Background Checks

There was a very interesting article in the online version of the Indianapolis Business Journal which should prove to every employer that things are not always as they seem.  This is from the October 15th edition of the online version of the IBJ.

Here’s the first line from the piece: “The CEO of Indianapolis-based Stonegate Mortgage Corp., one of the nation’s fastest-growing publicly traded mortgage companies, did not earn a degree from Indiana University as his company profile claims.”

The story goes on to report, “James J. Cutillo’s executive biography on the Stonegate website says he “holds a Bachelor of Science Degree in finance from Indiana University’s Kelley School of Business.”  However, later, “An IU spokesman who researched the matter at IBJ’s request said Cutillo does not hold an IU degree.  The school said he attended IU through the IUPUI campus in Indianapolis from the fall of 1989 to the spring of 1992 but was never conferred a degree.”

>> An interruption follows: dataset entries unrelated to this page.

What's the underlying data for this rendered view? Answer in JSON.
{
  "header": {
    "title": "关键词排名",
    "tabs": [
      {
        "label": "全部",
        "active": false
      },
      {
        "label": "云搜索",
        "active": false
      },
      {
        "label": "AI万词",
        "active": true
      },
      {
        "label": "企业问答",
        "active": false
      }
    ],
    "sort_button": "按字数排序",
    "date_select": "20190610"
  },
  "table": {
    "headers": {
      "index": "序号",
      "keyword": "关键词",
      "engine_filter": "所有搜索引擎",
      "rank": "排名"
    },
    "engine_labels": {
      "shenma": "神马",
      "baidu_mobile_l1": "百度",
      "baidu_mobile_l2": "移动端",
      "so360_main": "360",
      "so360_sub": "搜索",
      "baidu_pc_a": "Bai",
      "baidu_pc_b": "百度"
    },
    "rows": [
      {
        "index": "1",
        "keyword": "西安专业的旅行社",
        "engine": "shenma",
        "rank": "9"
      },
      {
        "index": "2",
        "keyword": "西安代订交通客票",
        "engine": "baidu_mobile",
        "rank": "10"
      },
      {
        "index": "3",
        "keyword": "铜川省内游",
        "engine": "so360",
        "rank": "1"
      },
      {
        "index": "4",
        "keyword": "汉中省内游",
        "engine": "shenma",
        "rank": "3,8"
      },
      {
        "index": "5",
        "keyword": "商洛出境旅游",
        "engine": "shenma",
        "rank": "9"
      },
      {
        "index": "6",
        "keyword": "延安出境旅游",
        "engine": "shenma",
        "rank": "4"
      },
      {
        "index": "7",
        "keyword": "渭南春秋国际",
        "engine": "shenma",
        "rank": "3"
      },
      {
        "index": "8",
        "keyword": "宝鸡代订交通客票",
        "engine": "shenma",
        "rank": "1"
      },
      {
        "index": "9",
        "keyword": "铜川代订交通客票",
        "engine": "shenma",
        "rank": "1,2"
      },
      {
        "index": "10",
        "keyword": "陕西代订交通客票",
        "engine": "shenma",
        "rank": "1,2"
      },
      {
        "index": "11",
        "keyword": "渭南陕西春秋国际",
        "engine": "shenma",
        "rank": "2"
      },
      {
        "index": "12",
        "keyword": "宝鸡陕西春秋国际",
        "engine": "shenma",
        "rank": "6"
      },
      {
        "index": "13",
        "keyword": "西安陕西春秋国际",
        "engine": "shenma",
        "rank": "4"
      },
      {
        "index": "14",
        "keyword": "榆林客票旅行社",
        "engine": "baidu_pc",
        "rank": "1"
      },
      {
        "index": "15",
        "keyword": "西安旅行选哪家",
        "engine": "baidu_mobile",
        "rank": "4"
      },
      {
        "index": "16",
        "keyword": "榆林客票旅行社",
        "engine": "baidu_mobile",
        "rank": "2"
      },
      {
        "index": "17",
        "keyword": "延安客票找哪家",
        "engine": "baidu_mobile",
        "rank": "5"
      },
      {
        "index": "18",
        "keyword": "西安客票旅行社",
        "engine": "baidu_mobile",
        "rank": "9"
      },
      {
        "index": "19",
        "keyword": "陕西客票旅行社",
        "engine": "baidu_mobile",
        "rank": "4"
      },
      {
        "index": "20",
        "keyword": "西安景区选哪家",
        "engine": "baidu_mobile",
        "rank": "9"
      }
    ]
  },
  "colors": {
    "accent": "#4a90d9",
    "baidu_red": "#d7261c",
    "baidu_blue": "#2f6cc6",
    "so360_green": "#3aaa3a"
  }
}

It seems that “Cutillo took the company public last year [2013] on the New York Stock Exchange with a $114 million initial public offering.”

The problem here, of course, is that Cutillo started the company along with his wife, so he wasn’t “hired” by anyone and the deception may be nothing more that resume inflation, but it’s still a deception that should never have occurred.  Without the deception, however, one can only be left to wonder if Cutillo could have built his company into “one of the nation’s fastest-growing publicly traded mortgage companies.”

The deception also raises understandable doubts about other possible exaggerations the company founder may have made along the way.  While some may try to minimize what could be called a “minor” deception, a lie is still a lie; and Cutillo had to know the claim of earning an IU degree was false.

The lesson to be learned is that very little should ever be taken for granted when contemplating entering into any type of business dealings with another person.  It’s always better to check and be sure that all the information someone claims about himself is true.  It’s difficult to say what, if any, the ramifications of this incident will be.  One thing is certain, however, it’s better to check and be sure than to assume and be sorry – particularly when it’s so quick and easy for professionals to verify information like the accuracy of a degree claimed!